Sorghum silage could fill feed gaps
|By Amber Friedrichsen|
Like any crop, corn for silage doesn’t always grow to realize its full production potential. Whether wet conditions delay planting or drought weaken yields, producers need a backup plan in case corn silage production goes awry, and sorghum might be a solution.
In a recent episode of the Dairy Science Digest podcast, Luiz Ferraretto with the University of Wisconsin-Madison suggested sorghum could be an alternative for corn silage in dairy rations. To investigate this hypothesis, he conducted a 12-year study in central Florida to collect data on the dry matter yield and nutrient composition of 300 forage sorghum hybrids and 137 sorghum-sudangrass hybrids.
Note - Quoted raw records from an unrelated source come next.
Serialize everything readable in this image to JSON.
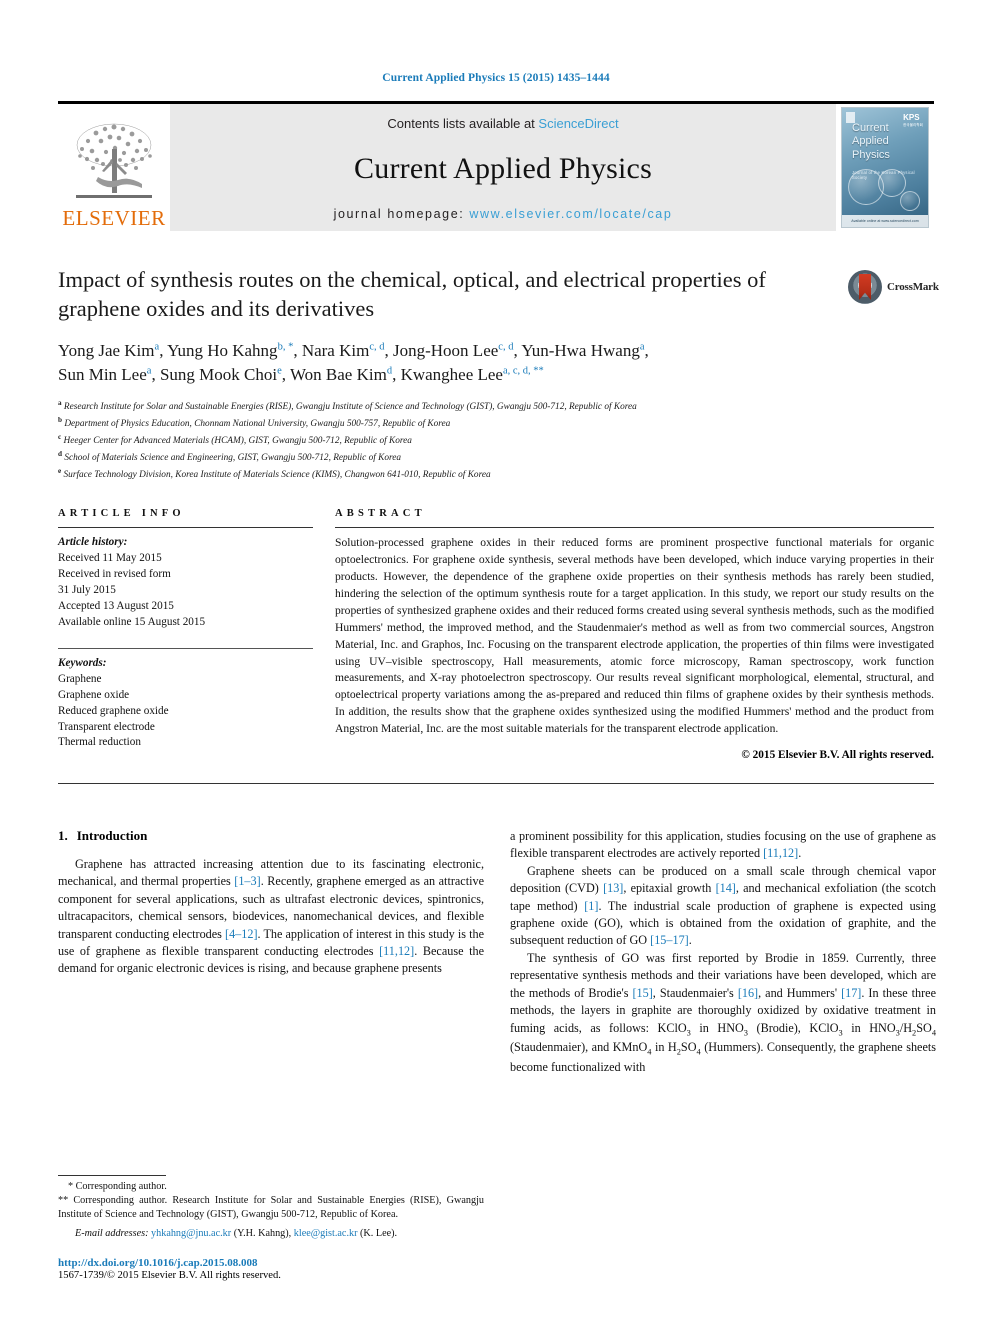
{
  "running_head": "Current Applied Physics 15 (2015) 1435–1444",
  "masthead": {
    "contents_prefix": "Contents lists available at ",
    "sciencedirect": "ScienceDirect",
    "journal_title": "Current Applied Physics",
    "homepage_prefix": "journal homepage: ",
    "homepage_url": "www.elsevier.com/locate/cap",
    "publisher": "ELSEVIER",
    "cover": {
      "title_line1": "Current",
      "title_line2": "Applied",
      "title_line3": "Physics",
      "subtitle": "Journal of the Korean Physical Society",
      "society": "KPS",
      "society_sub": "한국물리학회",
      "footer": "Available online at www.sciencedirect.com"
    },
    "accent_blue": "#3a9fd4",
    "elsevier_orange": "#E36C0A"
  },
  "article": {
    "title": "Impact of synthesis routes on the chemical, optical, and electrical properties of graphene oxides and its derivatives",
    "crossmark_label": "CrossMark",
    "authors_line1": "Yong Jae Kim ª, Yung Ho Kahng ᵇ·*, Nara Kim ᶜ·ᵈ, Jong-Hoon Lee ᶜ·ᵈ, Yun-Hwa Hwang ª,",
    "authors_line2": "Sun Min Lee ª, Sung Mook Choi ᵉ, Won Bae Kim ᵈ, Kwanghee Lee ª·ᶜ·ᵈ·**",
    "authors": [
      {
        "name": "Yong Jae Kim",
        "marks": "a"
      },
      {
        "name": "Yung Ho Kahng",
        "marks": "b, *"
      },
      {
        "name": "Nara Kim",
        "marks": "c, d"
      },
      {
        "name": "Jong-Hoon Lee",
        "marks": "c, d"
      },
      {
        "name": "Yun-Hwa Hwang",
        "marks": "a"
      },
      {
        "name": "Sun Min Lee",
        "marks": "a"
      },
      {
        "name": "Sung Mook Choi",
        "marks": "e"
      },
      {
        "name": "Won Bae Kim",
        "marks": "d"
      },
      {
        "name": "Kwanghee Lee",
        "marks": "a, c, d, **"
      }
    ],
    "affiliations": [
      {
        "mark": "a",
        "text": "Research Institute for Solar and Sustainable Energies (RISE), Gwangju Institute of Science and Technology (GIST), Gwangju 500-712, Republic of Korea"
      },
      {
        "mark": "b",
        "text": "Department of Physics Education, Chonnam National University, Gwangju 500-757, Republic of Korea"
      },
      {
        "mark": "c",
        "text": "Heeger Center for Advanced Materials (HCAM), GIST, Gwangju 500-712, Republic of Korea"
      },
      {
        "mark": "d",
        "text": "School of Materials Science and Engineering, GIST, Gwangju 500-712, Republic of Korea"
      },
      {
        "mark": "e",
        "text": "Surface Technology Division, Korea Institute of Materials Science (KIMS), Changwon 641-010, Republic of Korea"
      }
    ]
  },
  "article_info": {
    "heading": "ARTICLE INFO",
    "history_label": "Article history:",
    "history": [
      "Received 11 May 2015",
      "Received in revised form",
      "31 July 2015",
      "Accepted 13 August 2015",
      "Available online 15 August 2015"
    ],
    "keywords_label": "Keywords:",
    "keywords": [
      "Graphene",
      "Graphene oxide",
      "Reduced graphene oxide",
      "Transparent electrode",
      "Thermal reduction"
    ]
  },
  "abstract": {
    "heading": "ABSTRACT",
    "text": "Solution-processed graphene oxides in their reduced forms are prominent prospective functional materials for organic optoelectronics. For graphene oxide synthesis, several methods have been developed, which induce varying properties in their products. However, the dependence of the graphene oxide properties on their synthesis methods has rarely been studied, hindering the selection of the optimum synthesis route for a target application. In this study, we report our study results on the properties of synthesized graphene oxides and their reduced forms created using several synthesis methods, such as the modified Hummers' method, the improved method, and the Staudenmaier's method as well as from two commercial sources, Angstron Material, Inc. and Graphos, Inc. Focusing on the transparent electrode application, the properties of thin films were investigated using UV–visible spectroscopy, Hall measurements, atomic force microscopy, Raman spectroscopy, work function measurements, and X-ray photoelectron spectroscopy. Our results reveal significant morphological, elemental, structural, and optoelectrical property variations among the as-prepared and reduced thin films of graphene oxides by their synthesis methods. In addition, the results show that the graphene oxides synthesized using the modified Hummers' method and the product from Angstron Material, Inc. are the most suitable materials for the transparent electrode application.",
    "copyright": "© 2015 Elsevier B.V. All rights reserved."
  },
  "introduction": {
    "number": "1.",
    "title": "Introduction",
    "left_paragraphs": [
      "Graphene has attracted increasing attention due to its fascinating electronic, mechanical, and thermal properties [1–3]. Recently, graphene emerged as an attractive component for several applications, such as ultrafast electronic devices, spintronics, ultracapacitors, chemical sensors, biodevices, nanomechanical devices, and flexible transparent conducting electrodes [4–12]. The application of interest in this study is the use of graphene as flexible transparent conducting electrodes [11,12]. Because the demand for organic electronic devices is rising, and because graphene presents"
    ],
    "right_paragraphs": [
      "a prominent possibility for this application, studies focusing on the use of graphene as flexible transparent electrodes are actively reported [11,12].",
      "Graphene sheets can be produced on a small scale through chemical vapor deposition (CVD) [13], epitaxial growth [14], and mechanical exfoliation (the scotch tape method) [1]. The industrial scale production of graphene is expected using graphene oxide (GO), which is obtained from the oxidation of graphite, and the subsequent reduction of GO [15–17].",
      "The synthesis of GO was first reported by Brodie in 1859. Currently, three representative synthesis methods and their variations have been developed, which are the methods of Brodie's [15], Staudenmaier's [16], and Hummers' [17]. In these three methods, the layers in graphite are thoroughly oxidized by oxidative treatment in fuming acids, as follows: KClO3 in HNO3 (Brodie), KClO3 in HNO3/H2SO4 (Staudenmaier), and KMnO4 in H2SO4 (Hummers). Consequently, the graphene sheets become functionalized with"
    ]
  },
  "footnotes": {
    "star1": "* Corresponding author.",
    "star2": "** Corresponding author. Research Institute for Solar and Sustainable Energies (RISE), Gwangju Institute of Science and Technology (GIST), Gwangju 500-712, Republic of Korea.",
    "email_label": "E-mail addresses:",
    "email1": "yhkahng@jnu.ac.kr",
    "email1_owner": "(Y.H. Kahng),",
    "email2": "klee@gist.ac.kr",
    "email2_owner": "(K. Lee).",
    "doi": "http://dx.doi.org/10.1016/j.cap.2015.08.008",
    "issn_line": "1567-1739/© 2015 Elsevier B.V. All rights reserved."
  }
}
“Our main goal was to measure nutrient composition — crude protein, neutral detergent fiber (NDF), starch, ash — but we also wanted to understand NDF digestibility (NDFD),” the extension dairy specialist said. “We analyzed in vitro NDFD, and with this information we were able to start predicting the true value of the forage for lactating dairy cows.”
Forage sorghum and sorghum-sudangrass are two of the most common sorghum types that are grown on farms. The former offers higher levels of grain, and the latter is more often utilized for hay or seeded in pastures. Nonetheless, planting methods were the same for all hybrids in the experiment, and crops were harvested at approximately 32% moisture and at a cutting height of about 9 inches.
In addition to the different hybrids, the effects of planting date and the brown midrib (BMR) trait on forage quality were also evaluated. Each hybrid was a part of two planting date trials — spring planting in April and summer planting in July — and of the 437 total hybrids, 199 were BMR.
Spring plantings yielded more
Yields for sorghum-sudangrass hybrids were greater than those of forage sorghum hybrids when crops were planted in the spring, but there was no significant difference in yields when crops were planted in the summer. Moreover, yields were lower for all hybrids grown in the summer compared to the spring; however, Ferraretto noted it could still be advantageous to plant sorghum as a second crop in the summer to bolster feed supplies.
“Even though sorghum production from summer plantings yields less biomass and likely has lower nutritive value than sorghum grown in the spring, having sorghum in the summer is still a great benefit for producers who double crop because those plants are extremely tolerant and they produce very well,” Ferraretto stated.
Sorghum hybrids with the BMR trait had lower yields than non-BMR hybrids, regardless of planting date or sorghum hybrid. Even so, the NDFD in BMR sorghum hybrids was similar to that of corn silage.
“The NDFD that we observed from the BMR sorghum in our studies was about 50%. For corn silage, we typically see 55% to 60% NDFD,” Ferraretto noted. “The BMR sorghum is not that far behind, and I think we can formulate very good diets with this type of crop.”
Consider the setbacks
Greater NDFD means animals will be able to consume more feed to meet their energy needs, but this can become a challenge because BMR hybrids produce less yield. To ensure there is enough forage available for an entire herd, Ferraretto recommended allocating BMR sorghum to higher producing cows and growing non-BMR sorghum for other animals.
Another issue that arises when substituting sorghum for corn silage is starch content. The average starch content of all sorghum plants in the study was 16% to 17%, whereas the starch content of corn silage is typically between 30% to 40%. If sorghum is used to replace any percentage of corn silage, rations must be adjusted accordingly and supplemented if necessary.
Overall, Ferraretto said sorghum has the potential to substitute for corn silage to some extent during difficult growing years. He suggested working with crop specialists and nutritionists to determine the best way to successfully integrate this crop into a feeding program.
Amber Friedrichsen is the 2022 Hay & Forage Grower editorial intern. She currently attends Iowa State University where she is majoring in agriculture and life sciences education-communications and agronomy. Friedrichsen grew up on her family’s diversified crop and livestock farm near Clinton, Iowa.